Overall: 9 in. tall x 4 ft. 2 in. diameter (22.86 x 127cm)
Overall: Metal (aluminum, copper, brass)
This is an engineering model for a planned Russian scientific probe that would land on the surface of Mars. The Mars 96 mission was going to be a multi-national and multi-mission exploration of Mars, which was to follow the successful Venus probes Vega 1 and 2 of the previous decade. Unfortunately, the first missions in this series, Phobos 1 and 2, failed to accomplish their goals, and the Mars 96 mission failed to reach Mars. Nevertheless, this small surface station is an excellent example of the hardware design that Lavochkin Company of Russia has refined during its thirty-five years of building planetary probes.
The actual station carried experiments from France, Finland, Germany and the US inside the Russian-made bus. Of the four experimental slots in the block, the NASA Jet Propulsion Laboratory's back up of the Mars Oxidation Experiment (MOx) occupies one. That experiment was the United States' contribution to the mission.

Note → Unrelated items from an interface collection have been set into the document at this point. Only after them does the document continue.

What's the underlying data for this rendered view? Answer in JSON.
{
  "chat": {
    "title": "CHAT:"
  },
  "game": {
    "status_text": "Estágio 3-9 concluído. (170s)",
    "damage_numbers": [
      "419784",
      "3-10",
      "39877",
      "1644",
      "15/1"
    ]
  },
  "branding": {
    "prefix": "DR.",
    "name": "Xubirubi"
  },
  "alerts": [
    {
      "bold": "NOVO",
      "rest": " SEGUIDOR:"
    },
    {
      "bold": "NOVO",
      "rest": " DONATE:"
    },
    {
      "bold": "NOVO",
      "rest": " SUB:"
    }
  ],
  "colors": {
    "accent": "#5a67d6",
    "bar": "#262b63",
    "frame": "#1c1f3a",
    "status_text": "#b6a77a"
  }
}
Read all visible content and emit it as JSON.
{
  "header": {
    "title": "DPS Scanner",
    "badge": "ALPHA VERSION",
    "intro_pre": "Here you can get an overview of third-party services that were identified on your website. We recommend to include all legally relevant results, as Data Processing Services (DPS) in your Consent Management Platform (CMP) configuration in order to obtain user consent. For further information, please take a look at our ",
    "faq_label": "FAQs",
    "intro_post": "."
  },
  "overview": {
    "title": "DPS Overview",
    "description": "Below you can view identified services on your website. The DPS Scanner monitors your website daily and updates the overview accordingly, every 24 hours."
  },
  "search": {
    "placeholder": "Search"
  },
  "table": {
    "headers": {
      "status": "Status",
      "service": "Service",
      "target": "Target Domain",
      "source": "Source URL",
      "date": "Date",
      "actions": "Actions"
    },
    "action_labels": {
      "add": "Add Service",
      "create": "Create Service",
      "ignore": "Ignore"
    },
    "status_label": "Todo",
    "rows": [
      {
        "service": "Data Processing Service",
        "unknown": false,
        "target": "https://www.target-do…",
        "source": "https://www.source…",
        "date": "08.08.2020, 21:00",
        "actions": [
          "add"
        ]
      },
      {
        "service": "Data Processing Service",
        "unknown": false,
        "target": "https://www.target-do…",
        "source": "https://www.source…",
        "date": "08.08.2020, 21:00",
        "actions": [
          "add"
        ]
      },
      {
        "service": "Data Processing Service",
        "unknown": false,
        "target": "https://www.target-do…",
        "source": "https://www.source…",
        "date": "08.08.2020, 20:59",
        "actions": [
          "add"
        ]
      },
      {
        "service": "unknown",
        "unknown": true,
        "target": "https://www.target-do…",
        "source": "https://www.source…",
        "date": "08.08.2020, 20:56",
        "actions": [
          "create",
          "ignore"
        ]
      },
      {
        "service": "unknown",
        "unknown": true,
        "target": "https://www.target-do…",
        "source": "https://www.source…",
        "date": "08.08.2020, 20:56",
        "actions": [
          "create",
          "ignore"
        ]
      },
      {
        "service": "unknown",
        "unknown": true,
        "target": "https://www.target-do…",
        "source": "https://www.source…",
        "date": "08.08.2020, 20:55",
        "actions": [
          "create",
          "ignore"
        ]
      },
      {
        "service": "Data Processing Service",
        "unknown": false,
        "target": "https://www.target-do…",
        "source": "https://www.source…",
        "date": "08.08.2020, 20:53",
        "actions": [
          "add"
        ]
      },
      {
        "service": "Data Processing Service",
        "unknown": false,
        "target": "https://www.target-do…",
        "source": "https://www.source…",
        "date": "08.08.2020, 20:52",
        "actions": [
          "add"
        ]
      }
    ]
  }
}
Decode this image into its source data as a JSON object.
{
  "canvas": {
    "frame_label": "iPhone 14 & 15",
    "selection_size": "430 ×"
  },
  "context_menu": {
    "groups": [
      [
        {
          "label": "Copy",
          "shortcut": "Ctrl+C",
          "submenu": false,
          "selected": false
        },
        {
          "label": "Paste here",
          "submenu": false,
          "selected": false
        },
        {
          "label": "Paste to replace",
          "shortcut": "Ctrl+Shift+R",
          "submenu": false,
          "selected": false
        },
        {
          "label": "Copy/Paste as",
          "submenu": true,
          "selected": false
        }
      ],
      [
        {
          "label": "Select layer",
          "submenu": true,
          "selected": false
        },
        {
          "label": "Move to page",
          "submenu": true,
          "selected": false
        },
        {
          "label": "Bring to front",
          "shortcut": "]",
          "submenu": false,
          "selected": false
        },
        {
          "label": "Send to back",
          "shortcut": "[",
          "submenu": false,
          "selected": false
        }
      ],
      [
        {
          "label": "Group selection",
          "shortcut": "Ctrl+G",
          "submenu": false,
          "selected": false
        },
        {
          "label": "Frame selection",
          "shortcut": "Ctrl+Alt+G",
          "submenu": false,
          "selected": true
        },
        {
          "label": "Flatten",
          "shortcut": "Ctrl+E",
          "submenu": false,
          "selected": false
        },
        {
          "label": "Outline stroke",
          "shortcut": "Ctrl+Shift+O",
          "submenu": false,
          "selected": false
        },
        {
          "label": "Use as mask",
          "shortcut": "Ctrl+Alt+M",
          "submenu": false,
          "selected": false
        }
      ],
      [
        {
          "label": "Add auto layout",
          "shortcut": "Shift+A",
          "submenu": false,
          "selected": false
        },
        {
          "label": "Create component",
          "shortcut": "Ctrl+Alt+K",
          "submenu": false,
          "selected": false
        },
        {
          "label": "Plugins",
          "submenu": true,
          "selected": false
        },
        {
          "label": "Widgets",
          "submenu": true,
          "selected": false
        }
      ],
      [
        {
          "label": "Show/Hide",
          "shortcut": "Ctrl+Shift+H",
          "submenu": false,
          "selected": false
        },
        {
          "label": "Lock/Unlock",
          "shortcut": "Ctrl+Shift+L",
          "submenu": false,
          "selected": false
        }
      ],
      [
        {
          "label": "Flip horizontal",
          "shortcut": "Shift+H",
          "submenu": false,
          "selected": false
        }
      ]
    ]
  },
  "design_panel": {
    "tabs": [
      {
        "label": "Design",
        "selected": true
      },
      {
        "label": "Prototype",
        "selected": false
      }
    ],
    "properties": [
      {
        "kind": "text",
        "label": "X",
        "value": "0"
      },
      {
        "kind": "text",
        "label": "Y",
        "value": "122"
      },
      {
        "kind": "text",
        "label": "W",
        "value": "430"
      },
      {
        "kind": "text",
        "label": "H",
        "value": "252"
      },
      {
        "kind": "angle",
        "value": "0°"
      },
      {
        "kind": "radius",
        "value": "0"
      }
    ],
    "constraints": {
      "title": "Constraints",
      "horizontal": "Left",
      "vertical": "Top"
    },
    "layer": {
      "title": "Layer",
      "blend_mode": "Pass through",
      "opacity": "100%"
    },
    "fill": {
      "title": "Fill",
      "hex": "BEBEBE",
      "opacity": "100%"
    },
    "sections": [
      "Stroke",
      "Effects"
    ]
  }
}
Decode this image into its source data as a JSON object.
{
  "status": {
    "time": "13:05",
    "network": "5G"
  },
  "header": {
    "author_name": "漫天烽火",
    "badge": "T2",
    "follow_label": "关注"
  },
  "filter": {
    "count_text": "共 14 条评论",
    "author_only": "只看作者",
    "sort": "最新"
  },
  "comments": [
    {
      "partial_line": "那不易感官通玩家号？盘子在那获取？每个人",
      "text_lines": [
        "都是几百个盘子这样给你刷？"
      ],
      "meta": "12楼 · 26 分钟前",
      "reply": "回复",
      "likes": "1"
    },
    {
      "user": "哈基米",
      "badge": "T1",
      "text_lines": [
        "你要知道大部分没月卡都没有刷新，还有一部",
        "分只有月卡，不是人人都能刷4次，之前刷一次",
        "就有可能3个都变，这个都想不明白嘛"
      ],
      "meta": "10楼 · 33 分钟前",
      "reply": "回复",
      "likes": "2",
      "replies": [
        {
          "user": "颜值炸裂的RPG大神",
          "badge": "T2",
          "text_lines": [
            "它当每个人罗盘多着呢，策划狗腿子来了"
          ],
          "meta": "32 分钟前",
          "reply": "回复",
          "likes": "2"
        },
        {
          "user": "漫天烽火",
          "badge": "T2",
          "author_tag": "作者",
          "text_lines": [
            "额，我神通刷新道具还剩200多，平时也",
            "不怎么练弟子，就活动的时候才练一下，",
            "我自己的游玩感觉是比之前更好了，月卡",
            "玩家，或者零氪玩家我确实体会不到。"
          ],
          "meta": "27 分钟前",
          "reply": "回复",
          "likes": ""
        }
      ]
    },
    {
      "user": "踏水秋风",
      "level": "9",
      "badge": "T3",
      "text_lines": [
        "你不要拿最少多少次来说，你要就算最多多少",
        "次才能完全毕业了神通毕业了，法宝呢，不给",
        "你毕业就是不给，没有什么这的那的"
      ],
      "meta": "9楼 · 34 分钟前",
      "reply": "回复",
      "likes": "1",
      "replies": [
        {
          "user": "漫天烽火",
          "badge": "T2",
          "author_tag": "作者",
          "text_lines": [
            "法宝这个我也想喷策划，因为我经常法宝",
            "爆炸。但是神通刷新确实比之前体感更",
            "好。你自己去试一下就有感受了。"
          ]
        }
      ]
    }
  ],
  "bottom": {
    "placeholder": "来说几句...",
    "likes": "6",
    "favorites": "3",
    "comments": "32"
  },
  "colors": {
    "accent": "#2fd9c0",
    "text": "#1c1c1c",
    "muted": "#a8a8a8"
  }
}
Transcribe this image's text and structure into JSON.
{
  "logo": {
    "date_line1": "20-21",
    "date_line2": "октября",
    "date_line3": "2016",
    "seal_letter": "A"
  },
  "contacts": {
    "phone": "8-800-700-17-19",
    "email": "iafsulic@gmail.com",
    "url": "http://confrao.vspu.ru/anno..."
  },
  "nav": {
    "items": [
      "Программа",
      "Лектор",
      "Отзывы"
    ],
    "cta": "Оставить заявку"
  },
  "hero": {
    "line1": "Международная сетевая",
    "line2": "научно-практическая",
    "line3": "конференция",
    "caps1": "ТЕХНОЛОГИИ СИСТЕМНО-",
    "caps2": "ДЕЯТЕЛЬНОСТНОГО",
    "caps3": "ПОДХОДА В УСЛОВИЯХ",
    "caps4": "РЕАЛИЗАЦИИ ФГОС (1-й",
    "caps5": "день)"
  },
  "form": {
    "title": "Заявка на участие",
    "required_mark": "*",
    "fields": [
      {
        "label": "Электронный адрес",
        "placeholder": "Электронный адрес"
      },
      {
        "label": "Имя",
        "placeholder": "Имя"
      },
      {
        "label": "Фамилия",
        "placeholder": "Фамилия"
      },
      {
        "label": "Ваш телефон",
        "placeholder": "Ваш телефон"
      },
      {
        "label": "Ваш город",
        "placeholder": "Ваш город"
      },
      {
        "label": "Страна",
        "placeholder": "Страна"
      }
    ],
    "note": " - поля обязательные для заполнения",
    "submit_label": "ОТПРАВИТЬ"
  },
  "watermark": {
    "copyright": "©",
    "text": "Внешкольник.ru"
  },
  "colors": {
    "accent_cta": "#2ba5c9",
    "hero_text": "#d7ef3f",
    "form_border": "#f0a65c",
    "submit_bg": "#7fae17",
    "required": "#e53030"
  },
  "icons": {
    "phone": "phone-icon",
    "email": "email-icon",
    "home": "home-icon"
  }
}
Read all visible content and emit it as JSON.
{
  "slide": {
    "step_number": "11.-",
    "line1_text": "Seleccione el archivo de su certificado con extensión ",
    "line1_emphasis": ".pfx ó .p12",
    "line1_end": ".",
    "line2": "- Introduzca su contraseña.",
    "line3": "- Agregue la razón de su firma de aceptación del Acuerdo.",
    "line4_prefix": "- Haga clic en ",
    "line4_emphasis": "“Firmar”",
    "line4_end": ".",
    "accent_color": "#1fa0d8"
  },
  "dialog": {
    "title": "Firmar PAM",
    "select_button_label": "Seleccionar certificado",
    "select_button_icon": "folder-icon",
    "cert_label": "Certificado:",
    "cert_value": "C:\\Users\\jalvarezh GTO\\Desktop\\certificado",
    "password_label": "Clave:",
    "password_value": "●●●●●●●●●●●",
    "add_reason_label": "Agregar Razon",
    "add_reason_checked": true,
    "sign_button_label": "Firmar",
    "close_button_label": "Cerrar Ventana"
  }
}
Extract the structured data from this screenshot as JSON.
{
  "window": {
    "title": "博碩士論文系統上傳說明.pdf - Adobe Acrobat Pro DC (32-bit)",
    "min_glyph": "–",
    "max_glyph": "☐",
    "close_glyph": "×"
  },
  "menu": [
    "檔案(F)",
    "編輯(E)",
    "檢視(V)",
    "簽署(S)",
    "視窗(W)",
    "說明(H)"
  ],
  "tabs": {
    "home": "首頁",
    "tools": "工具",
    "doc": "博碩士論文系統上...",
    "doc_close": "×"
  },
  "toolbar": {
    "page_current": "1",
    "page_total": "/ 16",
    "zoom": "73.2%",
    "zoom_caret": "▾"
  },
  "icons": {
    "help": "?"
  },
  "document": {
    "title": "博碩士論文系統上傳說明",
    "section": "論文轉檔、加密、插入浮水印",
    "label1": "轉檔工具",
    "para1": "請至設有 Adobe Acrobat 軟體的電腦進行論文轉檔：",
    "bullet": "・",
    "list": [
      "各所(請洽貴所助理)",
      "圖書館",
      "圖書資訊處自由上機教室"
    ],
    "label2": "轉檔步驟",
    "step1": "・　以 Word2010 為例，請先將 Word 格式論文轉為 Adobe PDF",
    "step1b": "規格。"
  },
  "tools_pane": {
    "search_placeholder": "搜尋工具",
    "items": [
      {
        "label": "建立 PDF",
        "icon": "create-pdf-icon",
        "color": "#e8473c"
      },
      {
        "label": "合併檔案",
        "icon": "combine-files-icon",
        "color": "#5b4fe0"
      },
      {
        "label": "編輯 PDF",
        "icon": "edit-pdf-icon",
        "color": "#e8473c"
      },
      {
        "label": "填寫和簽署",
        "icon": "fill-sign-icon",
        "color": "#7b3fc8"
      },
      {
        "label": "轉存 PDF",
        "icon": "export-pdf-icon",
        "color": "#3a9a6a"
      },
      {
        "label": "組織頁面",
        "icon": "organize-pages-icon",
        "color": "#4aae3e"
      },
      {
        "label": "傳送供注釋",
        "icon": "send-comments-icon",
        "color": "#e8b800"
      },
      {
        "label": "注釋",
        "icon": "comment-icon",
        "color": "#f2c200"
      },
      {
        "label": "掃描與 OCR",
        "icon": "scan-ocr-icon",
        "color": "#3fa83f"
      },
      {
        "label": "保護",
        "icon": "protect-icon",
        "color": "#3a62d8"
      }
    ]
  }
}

The Jet Propulsion Laboratory transferred this object to the museum in 2001.
Transferred from NASA Jet Propulsion Laboratory